We traveled up to Gash Knob today to look for recent avalanches due to warm temperatures this week and check if the layer above the March 1st crust is still reactive.
• Rollerballs and small wet point releases on most terrain steeper than approximately 40 degrees from 7,000 to 8,000 feet had occurred earlier this week, most likely on Wednesday or Thursday.
• Looking into the North Fork Bear Creek drainage, we saw debris from multiple small wet point releases, and wet slab avalanches, up to D2, in the steep north and east-facing slide paths.
• The snow surfaces were supportable with 1 to 2 inches of surface melt at 1 pm for elevations above 7,000 feet.
• The snowpack is isothermic and mushy below 6,500 feet.
• Approximately 4 inches (10 cm) of sticky dry rounding snow sits above the March 1st crust is 11 inches (28 cm) deep at 7,800 feet on a north aspect. Snowpack tests (ECTN12 and PST80/100) show it has become less reactive.
• We found no snow is available for transport up to 8,300 feet.
• North aspects above 8,000 feet have an inch of sticky newer snow over a supportable melt-freeze crust.
• Large cornices linger over steep easterly ridgelines.

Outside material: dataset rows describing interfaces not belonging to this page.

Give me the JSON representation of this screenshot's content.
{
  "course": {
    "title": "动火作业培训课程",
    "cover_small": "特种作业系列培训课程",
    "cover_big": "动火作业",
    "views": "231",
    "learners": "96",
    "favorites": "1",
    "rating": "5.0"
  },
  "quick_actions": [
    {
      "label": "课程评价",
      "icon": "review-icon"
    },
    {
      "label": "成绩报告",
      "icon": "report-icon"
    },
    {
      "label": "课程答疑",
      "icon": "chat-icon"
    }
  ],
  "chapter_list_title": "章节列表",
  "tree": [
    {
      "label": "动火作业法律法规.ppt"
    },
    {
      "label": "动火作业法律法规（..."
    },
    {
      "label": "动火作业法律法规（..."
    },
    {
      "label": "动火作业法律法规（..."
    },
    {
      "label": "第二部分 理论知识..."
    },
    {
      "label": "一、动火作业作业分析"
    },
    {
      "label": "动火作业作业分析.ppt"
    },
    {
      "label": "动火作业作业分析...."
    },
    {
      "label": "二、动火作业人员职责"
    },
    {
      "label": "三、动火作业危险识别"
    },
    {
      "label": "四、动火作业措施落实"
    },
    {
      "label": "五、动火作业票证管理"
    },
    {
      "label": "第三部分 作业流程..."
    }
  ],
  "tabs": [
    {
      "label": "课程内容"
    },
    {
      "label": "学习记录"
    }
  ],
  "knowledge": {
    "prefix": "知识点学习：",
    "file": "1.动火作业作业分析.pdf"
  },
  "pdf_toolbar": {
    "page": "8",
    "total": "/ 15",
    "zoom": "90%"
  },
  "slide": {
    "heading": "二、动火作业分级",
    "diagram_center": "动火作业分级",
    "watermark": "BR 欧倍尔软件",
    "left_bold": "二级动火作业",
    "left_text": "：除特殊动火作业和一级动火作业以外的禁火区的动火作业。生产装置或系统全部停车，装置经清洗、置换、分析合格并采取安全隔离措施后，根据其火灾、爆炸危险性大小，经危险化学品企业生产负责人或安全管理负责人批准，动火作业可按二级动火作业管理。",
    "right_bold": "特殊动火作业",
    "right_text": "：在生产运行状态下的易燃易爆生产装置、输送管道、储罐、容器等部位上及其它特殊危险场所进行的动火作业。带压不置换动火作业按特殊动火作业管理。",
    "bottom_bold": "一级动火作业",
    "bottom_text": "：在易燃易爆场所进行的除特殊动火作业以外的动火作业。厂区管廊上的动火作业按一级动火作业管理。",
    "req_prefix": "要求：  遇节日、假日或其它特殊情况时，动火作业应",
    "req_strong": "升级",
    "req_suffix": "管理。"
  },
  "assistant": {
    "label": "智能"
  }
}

A high cloud layer and a light easterly breeze allowed for insubstantial surface melting at mid and upper elevations, and saturation was limited to lower elevations. We found no snow available for transport to 8,300 feet.